Write the records out exactly, so that no picture remains in the copy.

*** Material supplied Section Begins ***

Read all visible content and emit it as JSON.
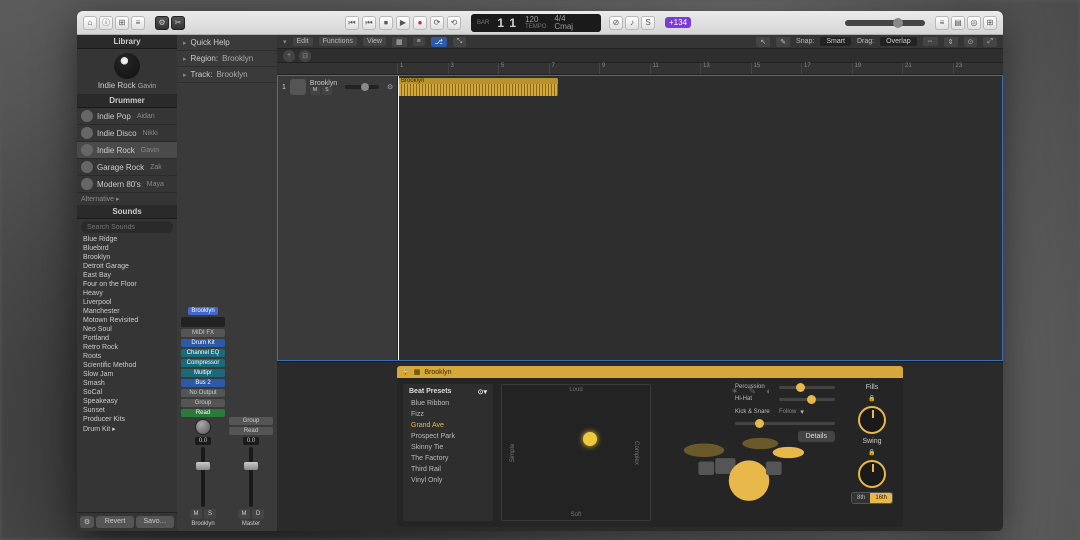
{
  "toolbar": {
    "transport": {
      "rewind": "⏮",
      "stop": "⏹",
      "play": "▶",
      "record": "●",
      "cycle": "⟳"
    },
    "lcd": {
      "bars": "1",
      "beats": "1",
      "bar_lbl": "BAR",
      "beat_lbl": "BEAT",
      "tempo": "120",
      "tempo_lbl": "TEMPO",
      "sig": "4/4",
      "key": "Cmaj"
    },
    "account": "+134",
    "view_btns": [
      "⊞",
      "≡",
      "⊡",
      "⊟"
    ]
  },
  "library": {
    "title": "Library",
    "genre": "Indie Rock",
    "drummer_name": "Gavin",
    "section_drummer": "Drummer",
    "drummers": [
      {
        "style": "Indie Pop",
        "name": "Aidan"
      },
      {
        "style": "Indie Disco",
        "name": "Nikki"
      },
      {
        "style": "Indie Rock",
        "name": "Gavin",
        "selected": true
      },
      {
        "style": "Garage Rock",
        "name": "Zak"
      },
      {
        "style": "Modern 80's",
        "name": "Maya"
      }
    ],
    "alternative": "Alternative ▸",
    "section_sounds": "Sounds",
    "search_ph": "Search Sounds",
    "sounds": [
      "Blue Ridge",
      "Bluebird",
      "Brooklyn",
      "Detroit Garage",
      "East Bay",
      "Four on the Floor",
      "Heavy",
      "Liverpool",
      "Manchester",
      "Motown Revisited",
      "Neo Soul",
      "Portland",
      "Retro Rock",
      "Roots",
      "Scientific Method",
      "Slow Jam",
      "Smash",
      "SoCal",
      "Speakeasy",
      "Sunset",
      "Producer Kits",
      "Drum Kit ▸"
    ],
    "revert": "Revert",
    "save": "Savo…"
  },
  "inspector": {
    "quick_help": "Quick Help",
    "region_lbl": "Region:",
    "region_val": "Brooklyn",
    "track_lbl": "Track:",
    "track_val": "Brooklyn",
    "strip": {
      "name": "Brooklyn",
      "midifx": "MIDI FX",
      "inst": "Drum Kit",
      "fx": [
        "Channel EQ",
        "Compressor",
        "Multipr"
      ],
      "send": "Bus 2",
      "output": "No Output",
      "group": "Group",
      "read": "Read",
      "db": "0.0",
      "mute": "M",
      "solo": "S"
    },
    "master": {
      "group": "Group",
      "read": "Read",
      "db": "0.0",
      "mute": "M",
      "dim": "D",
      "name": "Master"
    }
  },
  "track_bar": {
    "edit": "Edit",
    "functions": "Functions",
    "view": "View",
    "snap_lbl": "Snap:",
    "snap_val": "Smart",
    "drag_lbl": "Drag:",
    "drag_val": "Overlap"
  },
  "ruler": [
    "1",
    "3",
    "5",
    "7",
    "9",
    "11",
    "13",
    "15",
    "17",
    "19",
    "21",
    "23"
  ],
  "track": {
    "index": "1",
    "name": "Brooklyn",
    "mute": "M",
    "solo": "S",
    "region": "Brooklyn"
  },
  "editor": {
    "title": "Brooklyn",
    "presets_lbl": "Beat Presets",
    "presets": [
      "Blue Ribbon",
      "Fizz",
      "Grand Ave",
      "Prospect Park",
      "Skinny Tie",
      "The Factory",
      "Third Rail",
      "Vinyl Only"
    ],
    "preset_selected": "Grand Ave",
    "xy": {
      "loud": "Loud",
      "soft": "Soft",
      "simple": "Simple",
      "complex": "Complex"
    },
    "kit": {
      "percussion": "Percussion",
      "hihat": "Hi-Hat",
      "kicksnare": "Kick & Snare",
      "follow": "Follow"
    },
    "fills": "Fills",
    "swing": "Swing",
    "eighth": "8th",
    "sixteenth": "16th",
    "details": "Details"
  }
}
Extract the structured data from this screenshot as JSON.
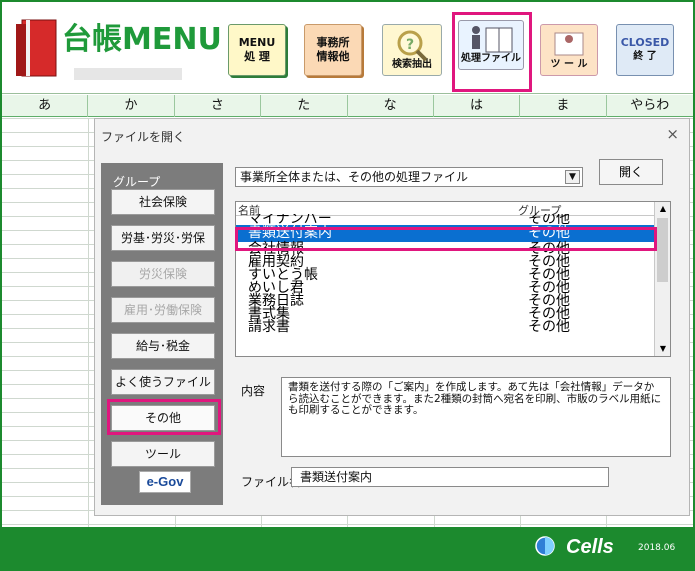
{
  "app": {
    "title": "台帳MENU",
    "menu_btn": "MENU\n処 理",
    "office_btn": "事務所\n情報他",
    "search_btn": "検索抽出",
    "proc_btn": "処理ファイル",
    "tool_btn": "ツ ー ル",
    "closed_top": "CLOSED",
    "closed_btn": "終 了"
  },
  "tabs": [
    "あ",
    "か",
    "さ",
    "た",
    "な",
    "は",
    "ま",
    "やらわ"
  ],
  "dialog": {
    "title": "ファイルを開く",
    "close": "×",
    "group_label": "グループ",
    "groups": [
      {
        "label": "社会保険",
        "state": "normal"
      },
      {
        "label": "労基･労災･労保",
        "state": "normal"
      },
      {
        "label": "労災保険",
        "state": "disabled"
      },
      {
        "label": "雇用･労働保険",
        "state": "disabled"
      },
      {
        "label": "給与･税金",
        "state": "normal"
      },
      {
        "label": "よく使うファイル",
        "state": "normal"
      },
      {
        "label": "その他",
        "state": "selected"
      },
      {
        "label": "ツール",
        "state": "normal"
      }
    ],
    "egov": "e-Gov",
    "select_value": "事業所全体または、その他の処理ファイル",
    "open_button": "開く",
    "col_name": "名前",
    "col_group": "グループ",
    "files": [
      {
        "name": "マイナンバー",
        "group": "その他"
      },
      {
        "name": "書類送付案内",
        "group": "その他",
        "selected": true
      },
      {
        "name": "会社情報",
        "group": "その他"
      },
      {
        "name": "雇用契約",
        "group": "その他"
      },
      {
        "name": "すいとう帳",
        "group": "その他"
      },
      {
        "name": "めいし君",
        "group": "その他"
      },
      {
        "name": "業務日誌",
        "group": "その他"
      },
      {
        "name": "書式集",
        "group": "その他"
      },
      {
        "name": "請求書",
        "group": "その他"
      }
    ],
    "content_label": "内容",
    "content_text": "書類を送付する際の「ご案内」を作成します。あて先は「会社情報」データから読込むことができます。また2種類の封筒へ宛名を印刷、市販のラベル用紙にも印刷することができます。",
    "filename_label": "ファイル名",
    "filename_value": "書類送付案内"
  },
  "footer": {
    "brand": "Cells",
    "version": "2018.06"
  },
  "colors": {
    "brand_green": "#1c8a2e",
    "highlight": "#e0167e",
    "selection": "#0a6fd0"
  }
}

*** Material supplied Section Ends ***

### [Response below]
Read all visible content and emit it as JSON.
{
  "toolbar": {
    "transport": {
      "rewind": "⏮",
      "stop": "⏹",
      "play": "▶",
      "record": "●",
      "cycle": "⟳"
    },
    "lcd": {
      "bars": "1",
      "beats": "1",
      "bar_lbl": "BAR",
      "beat_lbl": "BEAT",
      "tempo": "120",
      "tempo_lbl": "TEMPO",
      "sig": "4/4",
      "key": "Cmaj"
    },
    "account": "+134",
    "view_btns": [
      "⊞",
      "≡",
      "⊡",
      "⊟"
    ]
  },
  "library": {
    "title": "Library",
    "genre": "Indie Rock",
    "drummer_name": "Gavin",
    "section_drummer": "Drummer",
    "drummers": [
      {
        "style": "Indie Pop",
        "name": "Aidan"
      },
      {
        "style": "Indie Disco",
        "name": "Nikki"
      },
      {
        "style": "Indie Rock",
        "name": "Gavin",
        "selected": true
      },
      {
        "style": "Garage Rock",
        "name": "Zak"
      },
      {
        "style": "Modern 80's",
        "name": "Maya"
      }
    ],
    "alternative": "Alternative ▸",
    "section_sounds": "Sounds",
    "search_ph": "Search Sounds",
    "sounds": [
      "Blue Ridge",
      "Bluebird",
      "Brooklyn",
      "Detroit Garage",
      "East Bay",
      "Four on the Floor",
      "Heavy",
      "Liverpool",
      "Manchester",
      "Motown Revisited",
      "Neo Soul",
      "Portland",
      "Retro Rock",
      "Roots",
      "Scientific Method",
      "Slow Jam",
      "Smash",
      "SoCal",
      "Speakeasy",
      "Sunset",
      "Producer Kits",
      "Drum Kit ▸"
    ],
    "revert": "Revert",
    "save": "Savo…"
  },
  "inspector": {
    "quick_help": "Quick Help",
    "region_lbl": "Region:",
    "region_val": "Brooklyn",
    "track_lbl": "Track:",
    "track_val": "Brooklyn",
    "strip": {
      "name": "Brooklyn",
      "midifx": "MIDI FX",
      "inst": "Drum Kit",
      "fx": [
        "Channel EQ",
        "Compressor",
        "Multipr"
      ],
      "send": "Bus 2",
      "output": "No Output",
      "group": "Group",
      "read": "Read",
      "db": "0.0",
      "mute": "M",
      "solo": "S"
    },
    "master": {
      "group": "Group",
      "read": "Read",
      "db": "0.0",
      "mute": "M",
      "dim": "D",
      "name": "Master"
    }
  },
  "track_bar": {
    "edit": "Edit",
    "functions": "Functions",
    "view": "View",
    "snap_lbl": "Snap:",
    "snap_val": "Smart",
    "drag_lbl": "Drag:",
    "drag_val": "Overlap"
  },
  "ruler": [
    "1",
    "3",
    "5",
    "7",
    "9",
    "11",
    "13",
    "15",
    "17",
    "19",
    "21",
    "23"
  ],
  "track": {
    "index": "1",
    "name": "Brooklyn",
    "mute": "M",
    "solo": "S",
    "region": "Brooklyn"
  },
  "editor": {
    "title": "Brooklyn",
    "presets_lbl": "Beat Presets",
    "presets": [
      "Blue Ribbon",
      "Fizz",
      "Grand Ave",
      "Prospect Park",
      "Skinny Tie",
      "The Factory",
      "Third Rail",
      "Vinyl Only"
    ],
    "preset_selected": "Grand Ave",
    "xy": {
      "loud": "Loud",
      "soft": "Soft",
      "simple": "Simple",
      "complex": "Complex"
    },
    "kit": {
      "percussion": "Percussion",
      "hihat": "Hi-Hat",
      "kicksnare": "Kick & Snare",
      "follow": "Follow"
    },
    "fills": "Fills",
    "swing": "Swing",
    "eighth": "8th",
    "sixteenth": "16th",
    "details": "Details"
  }
}
Extract the structured data from this screenshot as JSON.
{
  "app": {
    "title": "台帳MENU",
    "menu_btn": "MENU\n処 理",
    "office_btn": "事務所\n情報他",
    "search_btn": "検索抽出",
    "proc_btn": "処理ファイル",
    "tool_btn": "ツ ー ル",
    "closed_top": "CLOSED",
    "closed_btn": "終 了"
  },
  "tabs": [
    "あ",
    "か",
    "さ",
    "た",
    "な",
    "は",
    "ま",
    "やらわ"
  ],
  "dialog": {
    "title": "ファイルを開く",
    "close": "×",
    "group_label": "グループ",
    "groups": [
      {
        "label": "社会保険",
        "state": "normal"
      },
      {
        "label": "労基･労災･労保",
        "state": "normal"
      },
      {
        "label": "労災保険",
        "state": "disabled"
      },
      {
        "label": "雇用･労働保険",
        "state": "disabled"
      },
      {
        "label": "給与･税金",
        "state": "normal"
      },
      {
        "label": "よく使うファイル",
        "state": "normal"
      },
      {
        "label": "その他",
        "state": "selected"
      },
      {
        "label": "ツール",
        "state": "normal"
      }
    ],
    "egov": "e-Gov",
    "select_value": "事業所全体または、その他の処理ファイル",
    "open_button": "開く",
    "col_name": "名前",
    "col_group": "グループ",
    "files": [
      {
        "name": "マイナンバー",
        "group": "その他"
      },
      {
        "name": "書類送付案内",
        "group": "その他",
        "selected": true
      },
      {
        "name": "会社情報",
        "group": "その他"
      },
      {
        "name": "雇用契約",
        "group": "その他"
      },
      {
        "name": "すいとう帳",
        "group": "その他"
      },
      {
        "name": "めいし君",
        "group": "その他"
      },
      {
        "name": "業務日誌",
        "group": "その他"
      },
      {
        "name": "書式集",
        "group": "その他"
      },
      {
        "name": "請求書",
        "group": "その他"
      }
    ],
    "content_label": "内容",
    "content_text": "書類を送付する際の「ご案内」を作成します。あて先は「会社情報」データから読込むことができます。また2種類の封筒へ宛名を印刷、市販のラベル用紙にも印刷することができます。",
    "filename_label": "ファイル名",
    "filename_value": "書類送付案内"
  },
  "footer": {
    "brand": "Cells",
    "version": "2018.06"
  },
  "colors": {
    "brand_green": "#1c8a2e",
    "highlight": "#e0167e",
    "selection": "#0a6fd0"
  }
}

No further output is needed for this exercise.